_Excerpts from a dataset_.
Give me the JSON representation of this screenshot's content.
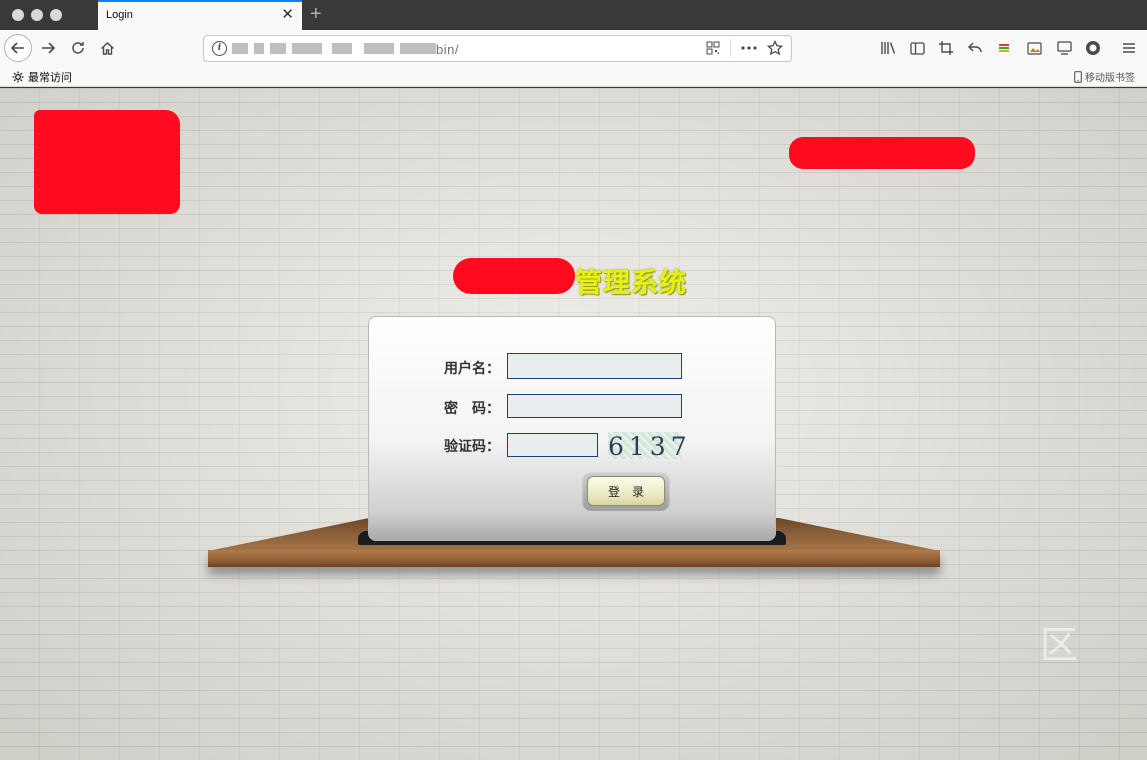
{
  "browser": {
    "tab": {
      "title": "Login",
      "close_glyph": "✕"
    },
    "new_tab_glyph": "+",
    "url_visible_suffix": "bin/",
    "bookmarks": {
      "left_label": "最常访问",
      "right_label": "移动版书签"
    }
  },
  "page": {
    "system_title": "管理系统",
    "form": {
      "username_label": "用户名：",
      "password_label": "密　码：",
      "captcha_label": "验证码：",
      "username_value": "",
      "password_value": "",
      "captcha_value": "",
      "captcha_image_text": "6137",
      "login_button": "登录"
    },
    "watermark": "区"
  },
  "colors": {
    "title_text": "#e6f01b",
    "redaction": "#ff0a1e",
    "field_border": "#1f3f7a",
    "tab_accent": "#0a84ff"
  }
}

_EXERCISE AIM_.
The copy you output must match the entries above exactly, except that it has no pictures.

_RESPONSE BELOW_.
Give me the JSON representation of this screenshot's content.
{
  "browser": {
    "tab": {
      "title": "Login",
      "close_glyph": "✕"
    },
    "new_tab_glyph": "+",
    "url_visible_suffix": "bin/",
    "bookmarks": {
      "left_label": "最常访问",
      "right_label": "移动版书签"
    }
  },
  "page": {
    "system_title": "管理系统",
    "form": {
      "username_label": "用户名：",
      "password_label": "密　码：",
      "captcha_label": "验证码：",
      "username_value": "",
      "password_value": "",
      "captcha_value": "",
      "captcha_image_text": "6137",
      "login_button": "登录"
    },
    "watermark": "区"
  },
  "colors": {
    "title_text": "#e6f01b",
    "redaction": "#ff0a1e",
    "field_border": "#1f3f7a",
    "tab_accent": "#0a84ff"
  }
}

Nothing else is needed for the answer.